TASK DETAILS
An exact copy of all records is expected, minus the images.

[Opening RECORDS TO PROCESS section]

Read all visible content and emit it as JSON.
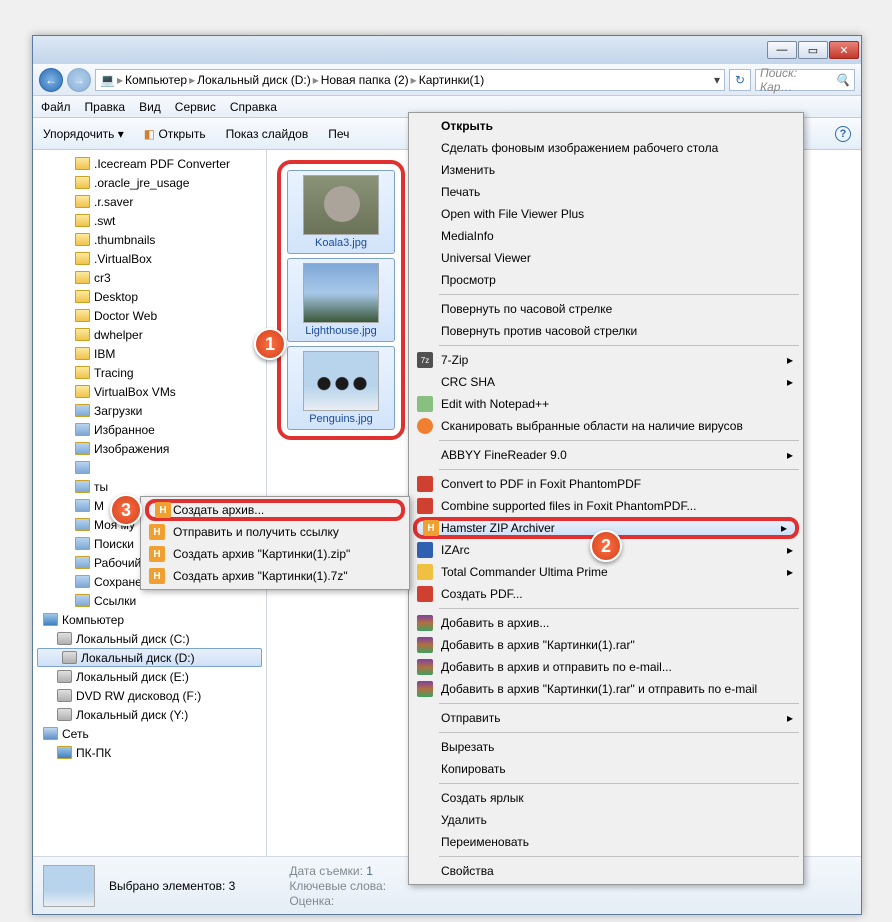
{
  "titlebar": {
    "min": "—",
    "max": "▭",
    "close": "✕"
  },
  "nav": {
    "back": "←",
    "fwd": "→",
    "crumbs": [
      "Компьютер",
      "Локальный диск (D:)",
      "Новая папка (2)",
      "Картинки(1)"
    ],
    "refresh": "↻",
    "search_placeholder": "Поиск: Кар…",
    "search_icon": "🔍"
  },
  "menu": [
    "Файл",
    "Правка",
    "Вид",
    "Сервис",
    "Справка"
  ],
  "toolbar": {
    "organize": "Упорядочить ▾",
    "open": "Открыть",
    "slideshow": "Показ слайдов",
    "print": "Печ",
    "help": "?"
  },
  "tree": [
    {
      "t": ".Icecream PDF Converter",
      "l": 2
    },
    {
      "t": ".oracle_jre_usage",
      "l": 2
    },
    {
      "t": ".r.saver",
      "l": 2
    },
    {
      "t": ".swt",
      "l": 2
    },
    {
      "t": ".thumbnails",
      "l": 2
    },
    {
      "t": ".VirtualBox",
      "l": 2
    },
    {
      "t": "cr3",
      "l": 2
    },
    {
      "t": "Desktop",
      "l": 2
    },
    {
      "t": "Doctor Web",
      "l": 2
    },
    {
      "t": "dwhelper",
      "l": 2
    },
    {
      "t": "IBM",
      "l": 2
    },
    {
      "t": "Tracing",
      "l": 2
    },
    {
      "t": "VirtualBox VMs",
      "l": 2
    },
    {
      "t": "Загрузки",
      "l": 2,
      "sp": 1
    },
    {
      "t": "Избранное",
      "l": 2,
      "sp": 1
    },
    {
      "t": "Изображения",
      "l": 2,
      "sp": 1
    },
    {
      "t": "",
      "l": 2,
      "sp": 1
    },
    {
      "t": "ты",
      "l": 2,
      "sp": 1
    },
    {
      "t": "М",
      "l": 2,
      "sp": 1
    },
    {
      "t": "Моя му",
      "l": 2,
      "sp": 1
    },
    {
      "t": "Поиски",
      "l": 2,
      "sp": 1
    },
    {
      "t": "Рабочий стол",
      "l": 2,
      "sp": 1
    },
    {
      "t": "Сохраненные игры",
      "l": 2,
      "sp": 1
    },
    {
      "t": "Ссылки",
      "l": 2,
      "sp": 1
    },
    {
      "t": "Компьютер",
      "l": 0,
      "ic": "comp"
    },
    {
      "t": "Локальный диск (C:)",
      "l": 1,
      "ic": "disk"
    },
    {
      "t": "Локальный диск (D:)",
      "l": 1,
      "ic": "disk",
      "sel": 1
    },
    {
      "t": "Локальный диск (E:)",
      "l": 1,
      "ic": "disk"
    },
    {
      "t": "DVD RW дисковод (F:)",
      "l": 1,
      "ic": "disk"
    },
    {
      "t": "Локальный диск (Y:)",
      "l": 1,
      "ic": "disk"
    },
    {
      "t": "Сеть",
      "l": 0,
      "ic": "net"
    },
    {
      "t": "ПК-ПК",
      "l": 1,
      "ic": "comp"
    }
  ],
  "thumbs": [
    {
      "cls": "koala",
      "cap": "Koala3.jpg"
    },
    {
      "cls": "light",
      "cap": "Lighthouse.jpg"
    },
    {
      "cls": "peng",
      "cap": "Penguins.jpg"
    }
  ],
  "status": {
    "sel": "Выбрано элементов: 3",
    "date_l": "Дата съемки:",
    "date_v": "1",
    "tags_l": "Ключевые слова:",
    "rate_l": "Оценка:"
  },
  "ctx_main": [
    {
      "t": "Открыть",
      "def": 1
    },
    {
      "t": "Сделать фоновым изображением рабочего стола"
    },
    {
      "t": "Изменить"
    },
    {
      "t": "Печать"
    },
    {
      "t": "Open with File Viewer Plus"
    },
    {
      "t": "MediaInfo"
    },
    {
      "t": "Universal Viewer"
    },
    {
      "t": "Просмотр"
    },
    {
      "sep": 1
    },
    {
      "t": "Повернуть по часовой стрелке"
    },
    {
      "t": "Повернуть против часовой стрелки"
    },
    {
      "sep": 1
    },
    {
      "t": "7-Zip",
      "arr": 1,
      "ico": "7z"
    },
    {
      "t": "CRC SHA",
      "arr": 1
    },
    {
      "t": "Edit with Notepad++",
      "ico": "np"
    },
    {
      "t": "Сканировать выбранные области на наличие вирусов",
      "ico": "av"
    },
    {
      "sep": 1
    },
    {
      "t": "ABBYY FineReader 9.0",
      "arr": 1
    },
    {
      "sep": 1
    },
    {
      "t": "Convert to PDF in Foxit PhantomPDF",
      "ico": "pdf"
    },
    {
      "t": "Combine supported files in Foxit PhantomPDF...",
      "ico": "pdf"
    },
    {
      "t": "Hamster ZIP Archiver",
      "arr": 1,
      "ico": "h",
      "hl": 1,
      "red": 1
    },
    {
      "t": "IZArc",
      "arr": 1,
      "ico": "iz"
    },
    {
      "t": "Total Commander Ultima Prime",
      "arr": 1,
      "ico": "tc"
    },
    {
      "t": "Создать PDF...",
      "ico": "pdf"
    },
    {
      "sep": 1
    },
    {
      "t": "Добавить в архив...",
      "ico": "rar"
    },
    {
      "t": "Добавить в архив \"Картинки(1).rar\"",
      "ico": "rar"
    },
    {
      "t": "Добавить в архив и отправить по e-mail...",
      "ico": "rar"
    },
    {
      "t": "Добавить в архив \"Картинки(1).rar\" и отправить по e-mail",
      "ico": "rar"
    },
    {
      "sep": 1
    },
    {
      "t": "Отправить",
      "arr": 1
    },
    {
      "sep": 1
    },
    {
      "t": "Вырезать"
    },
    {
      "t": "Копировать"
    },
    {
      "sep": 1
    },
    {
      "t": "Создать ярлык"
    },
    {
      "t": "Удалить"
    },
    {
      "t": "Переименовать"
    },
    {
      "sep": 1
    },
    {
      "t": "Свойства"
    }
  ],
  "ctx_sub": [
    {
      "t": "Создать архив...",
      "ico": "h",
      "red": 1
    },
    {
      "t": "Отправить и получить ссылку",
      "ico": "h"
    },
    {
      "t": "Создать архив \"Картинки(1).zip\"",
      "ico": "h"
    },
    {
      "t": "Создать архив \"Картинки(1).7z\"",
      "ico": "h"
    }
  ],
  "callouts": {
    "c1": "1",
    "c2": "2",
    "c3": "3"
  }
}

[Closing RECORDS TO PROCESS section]

REPLY
Read all visible content and emit it as JSON.
{
  "titlebar": {
    "min": "—",
    "max": "▭",
    "close": "✕"
  },
  "nav": {
    "back": "←",
    "fwd": "→",
    "crumbs": [
      "Компьютер",
      "Локальный диск (D:)",
      "Новая папка (2)",
      "Картинки(1)"
    ],
    "refresh": "↻",
    "search_placeholder": "Поиск: Кар…",
    "search_icon": "🔍"
  },
  "menu": [
    "Файл",
    "Правка",
    "Вид",
    "Сервис",
    "Справка"
  ],
  "toolbar": {
    "organize": "Упорядочить ▾",
    "open": "Открыть",
    "slideshow": "Показ слайдов",
    "print": "Печ",
    "help": "?"
  },
  "tree": [
    {
      "t": ".Icecream PDF Converter",
      "l": 2
    },
    {
      "t": ".oracle_jre_usage",
      "l": 2
    },
    {
      "t": ".r.saver",
      "l": 2
    },
    {
      "t": ".swt",
      "l": 2
    },
    {
      "t": ".thumbnails",
      "l": 2
    },
    {
      "t": ".VirtualBox",
      "l": 2
    },
    {
      "t": "cr3",
      "l": 2
    },
    {
      "t": "Desktop",
      "l": 2
    },
    {
      "t": "Doctor Web",
      "l": 2
    },
    {
      "t": "dwhelper",
      "l": 2
    },
    {
      "t": "IBM",
      "l": 2
    },
    {
      "t": "Tracing",
      "l": 2
    },
    {
      "t": "VirtualBox VMs",
      "l": 2
    },
    {
      "t": "Загрузки",
      "l": 2,
      "sp": 1
    },
    {
      "t": "Избранное",
      "l": 2,
      "sp": 1
    },
    {
      "t": "Изображения",
      "l": 2,
      "sp": 1
    },
    {
      "t": "",
      "l": 2,
      "sp": 1
    },
    {
      "t": "ты",
      "l": 2,
      "sp": 1
    },
    {
      "t": "М",
      "l": 2,
      "sp": 1
    },
    {
      "t": "Моя му",
      "l": 2,
      "sp": 1
    },
    {
      "t": "Поиски",
      "l": 2,
      "sp": 1
    },
    {
      "t": "Рабочий стол",
      "l": 2,
      "sp": 1
    },
    {
      "t": "Сохраненные игры",
      "l": 2,
      "sp": 1
    },
    {
      "t": "Ссылки",
      "l": 2,
      "sp": 1
    },
    {
      "t": "Компьютер",
      "l": 0,
      "ic": "comp"
    },
    {
      "t": "Локальный диск (C:)",
      "l": 1,
      "ic": "disk"
    },
    {
      "t": "Локальный диск (D:)",
      "l": 1,
      "ic": "disk",
      "sel": 1
    },
    {
      "t": "Локальный диск (E:)",
      "l": 1,
      "ic": "disk"
    },
    {
      "t": "DVD RW дисковод (F:)",
      "l": 1,
      "ic": "disk"
    },
    {
      "t": "Локальный диск (Y:)",
      "l": 1,
      "ic": "disk"
    },
    {
      "t": "Сеть",
      "l": 0,
      "ic": "net"
    },
    {
      "t": "ПК-ПК",
      "l": 1,
      "ic": "comp"
    }
  ],
  "thumbs": [
    {
      "cls": "koala",
      "cap": "Koala3.jpg"
    },
    {
      "cls": "light",
      "cap": "Lighthouse.jpg"
    },
    {
      "cls": "peng",
      "cap": "Penguins.jpg"
    }
  ],
  "status": {
    "sel": "Выбрано элементов: 3",
    "date_l": "Дата съемки:",
    "date_v": "1",
    "tags_l": "Ключевые слова:",
    "rate_l": "Оценка:"
  },
  "ctx_main": [
    {
      "t": "Открыть",
      "def": 1
    },
    {
      "t": "Сделать фоновым изображением рабочего стола"
    },
    {
      "t": "Изменить"
    },
    {
      "t": "Печать"
    },
    {
      "t": "Open with File Viewer Plus"
    },
    {
      "t": "MediaInfo"
    },
    {
      "t": "Universal Viewer"
    },
    {
      "t": "Просмотр"
    },
    {
      "sep": 1
    },
    {
      "t": "Повернуть по часовой стрелке"
    },
    {
      "t": "Повернуть против часовой стрелки"
    },
    {
      "sep": 1
    },
    {
      "t": "7-Zip",
      "arr": 1,
      "ico": "7z"
    },
    {
      "t": "CRC SHA",
      "arr": 1
    },
    {
      "t": "Edit with Notepad++",
      "ico": "np"
    },
    {
      "t": "Сканировать выбранные области на наличие вирусов",
      "ico": "av"
    },
    {
      "sep": 1
    },
    {
      "t": "ABBYY FineReader 9.0",
      "arr": 1
    },
    {
      "sep": 1
    },
    {
      "t": "Convert to PDF in Foxit PhantomPDF",
      "ico": "pdf"
    },
    {
      "t": "Combine supported files in Foxit PhantomPDF...",
      "ico": "pdf"
    },
    {
      "t": "Hamster ZIP Archiver",
      "arr": 1,
      "ico": "h",
      "hl": 1,
      "red": 1
    },
    {
      "t": "IZArc",
      "arr": 1,
      "ico": "iz"
    },
    {
      "t": "Total Commander Ultima Prime",
      "arr": 1,
      "ico": "tc"
    },
    {
      "t": "Создать PDF...",
      "ico": "pdf"
    },
    {
      "sep": 1
    },
    {
      "t": "Добавить в архив...",
      "ico": "rar"
    },
    {
      "t": "Добавить в архив \"Картинки(1).rar\"",
      "ico": "rar"
    },
    {
      "t": "Добавить в архив и отправить по e-mail...",
      "ico": "rar"
    },
    {
      "t": "Добавить в архив \"Картинки(1).rar\" и отправить по e-mail",
      "ico": "rar"
    },
    {
      "sep": 1
    },
    {
      "t": "Отправить",
      "arr": 1
    },
    {
      "sep": 1
    },
    {
      "t": "Вырезать"
    },
    {
      "t": "Копировать"
    },
    {
      "sep": 1
    },
    {
      "t": "Создать ярлык"
    },
    {
      "t": "Удалить"
    },
    {
      "t": "Переименовать"
    },
    {
      "sep": 1
    },
    {
      "t": "Свойства"
    }
  ],
  "ctx_sub": [
    {
      "t": "Создать архив...",
      "ico": "h",
      "red": 1
    },
    {
      "t": "Отправить и получить ссылку",
      "ico": "h"
    },
    {
      "t": "Создать архив \"Картинки(1).zip\"",
      "ico": "h"
    },
    {
      "t": "Создать архив \"Картинки(1).7z\"",
      "ico": "h"
    }
  ],
  "callouts": {
    "c1": "1",
    "c2": "2",
    "c3": "3"
  }
}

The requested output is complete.